• What to do: Print all the records exactly as they stand.

(Input data)

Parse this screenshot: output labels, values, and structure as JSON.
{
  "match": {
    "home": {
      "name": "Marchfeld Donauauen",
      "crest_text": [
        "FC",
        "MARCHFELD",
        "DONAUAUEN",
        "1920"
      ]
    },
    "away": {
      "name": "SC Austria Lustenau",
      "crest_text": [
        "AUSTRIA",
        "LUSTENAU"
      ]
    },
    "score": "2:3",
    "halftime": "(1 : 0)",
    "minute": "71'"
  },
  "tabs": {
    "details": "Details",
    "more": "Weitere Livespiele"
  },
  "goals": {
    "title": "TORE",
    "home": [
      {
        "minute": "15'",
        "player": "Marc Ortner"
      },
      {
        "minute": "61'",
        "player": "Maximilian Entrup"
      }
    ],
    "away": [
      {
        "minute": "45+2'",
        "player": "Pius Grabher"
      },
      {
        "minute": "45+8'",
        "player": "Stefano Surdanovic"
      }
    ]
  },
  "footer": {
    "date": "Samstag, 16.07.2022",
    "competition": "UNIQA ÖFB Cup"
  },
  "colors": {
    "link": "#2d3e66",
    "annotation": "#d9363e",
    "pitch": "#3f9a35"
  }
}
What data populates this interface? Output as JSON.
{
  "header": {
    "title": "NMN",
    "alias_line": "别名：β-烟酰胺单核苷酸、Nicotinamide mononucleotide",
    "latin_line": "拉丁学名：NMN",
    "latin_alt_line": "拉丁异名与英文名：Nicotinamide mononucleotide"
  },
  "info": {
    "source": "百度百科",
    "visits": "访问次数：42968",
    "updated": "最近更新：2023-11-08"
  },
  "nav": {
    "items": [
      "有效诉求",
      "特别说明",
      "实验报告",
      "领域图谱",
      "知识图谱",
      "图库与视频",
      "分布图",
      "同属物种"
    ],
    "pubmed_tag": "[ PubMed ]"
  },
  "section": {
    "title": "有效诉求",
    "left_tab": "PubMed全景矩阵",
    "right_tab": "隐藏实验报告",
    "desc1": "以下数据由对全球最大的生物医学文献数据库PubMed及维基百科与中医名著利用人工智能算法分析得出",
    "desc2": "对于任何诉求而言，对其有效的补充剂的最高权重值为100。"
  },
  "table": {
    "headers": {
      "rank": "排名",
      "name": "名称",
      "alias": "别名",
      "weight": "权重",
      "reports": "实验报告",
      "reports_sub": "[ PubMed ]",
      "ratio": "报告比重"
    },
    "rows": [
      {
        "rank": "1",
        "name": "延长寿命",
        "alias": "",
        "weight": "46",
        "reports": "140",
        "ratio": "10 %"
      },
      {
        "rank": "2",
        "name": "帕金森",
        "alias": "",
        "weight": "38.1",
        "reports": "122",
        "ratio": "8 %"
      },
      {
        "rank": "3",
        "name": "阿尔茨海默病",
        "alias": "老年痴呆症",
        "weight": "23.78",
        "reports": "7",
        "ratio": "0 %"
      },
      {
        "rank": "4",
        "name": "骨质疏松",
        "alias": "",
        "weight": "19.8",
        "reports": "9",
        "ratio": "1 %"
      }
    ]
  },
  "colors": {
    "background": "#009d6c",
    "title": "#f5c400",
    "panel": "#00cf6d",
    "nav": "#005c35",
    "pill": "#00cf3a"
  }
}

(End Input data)

• Answer box:
Parse this screenshot: output labels, values, and structure as JSON.
{
  "match": {
    "home": {
      "name": "Marchfeld Donauauen",
      "crest_text": [
        "FC",
        "MARCHFELD",
        "DONAUAUEN",
        "1920"
      ]
    },
    "away": {
      "name": "SC Austria Lustenau",
      "crest_text": [
        "AUSTRIA",
        "LUSTENAU"
      ]
    },
    "score": "2:3",
    "halftime": "(1 : 0)",
    "minute": "71'"
  },
  "tabs": {
    "details": "Details",
    "more": "Weitere Livespiele"
  },
  "goals": {
    "title": "TORE",
    "home": [
      {
        "minute": "15'",
        "player": "Marc Ortner"
      },
      {
        "minute": "61'",
        "player": "Maximilian Entrup"
      }
    ],
    "away": [
      {
        "minute": "45+2'",
        "player": "Pius Grabher"
      },
      {
        "minute": "45+8'",
        "player": "Stefano Surdanovic"
      }
    ]
  },
  "footer": {
    "date": "Samstag, 16.07.2022",
    "competition": "UNIQA ÖFB Cup"
  },
  "colors": {
    "link": "#2d3e66",
    "annotation": "#d9363e",
    "pitch": "#3f9a35"
  }
}
What data populates this interface? Output as JSON.
{
  "header": {
    "title": "NMN",
    "alias_line": "别名：β-烟酰胺单核苷酸、Nicotinamide mononucleotide",
    "latin_line": "拉丁学名：NMN",
    "latin_alt_line": "拉丁异名与英文名：Nicotinamide mononucleotide"
  },
  "info": {
    "source": "百度百科",
    "visits": "访问次数：42968",
    "updated": "最近更新：2023-11-08"
  },
  "nav": {
    "items": [
      "有效诉求",
      "特别说明",
      "实验报告",
      "领域图谱",
      "知识图谱",
      "图库与视频",
      "分布图",
      "同属物种"
    ],
    "pubmed_tag": "[ PubMed ]"
  },
  "section": {
    "title": "有效诉求",
    "left_tab": "PubMed全景矩阵",
    "right_tab": "隐藏实验报告",
    "desc1": "以下数据由对全球最大的生物医学文献数据库PubMed及维基百科与中医名著利用人工智能算法分析得出",
    "desc2": "对于任何诉求而言，对其有效的补充剂的最高权重值为100。"
  },
  "table": {
    "headers": {
      "rank": "排名",
      "name": "名称",
      "alias": "别名",
      "weight": "权重",
      "reports": "实验报告",
      "reports_sub": "[ PubMed ]",
      "ratio": "报告比重"
    },
    "rows": [
      {
        "rank": "1",
        "name": "延长寿命",
        "alias": "",
        "weight": "46",
        "reports": "140",
        "ratio": "10 %"
      },
      {
        "rank": "2",
        "name": "帕金森",
        "alias": "",
        "weight": "38.1",
        "reports": "122",
        "ratio": "8 %"
      },
      {
        "rank": "3",
        "name": "阿尔茨海默病",
        "alias": "老年痴呆症",
        "weight": "23.78",
        "reports": "7",
        "ratio": "0 %"
      },
      {
        "rank": "4",
        "name": "骨质疏松",
        "alias": "",
        "weight": "19.8",
        "reports": "9",
        "ratio": "1 %"
      }
    ]
  },
  "colors": {
    "background": "#009d6c",
    "title": "#f5c400",
    "panel": "#00cf6d",
    "nav": "#005c35",
    "pill": "#00cf3a"
  }
}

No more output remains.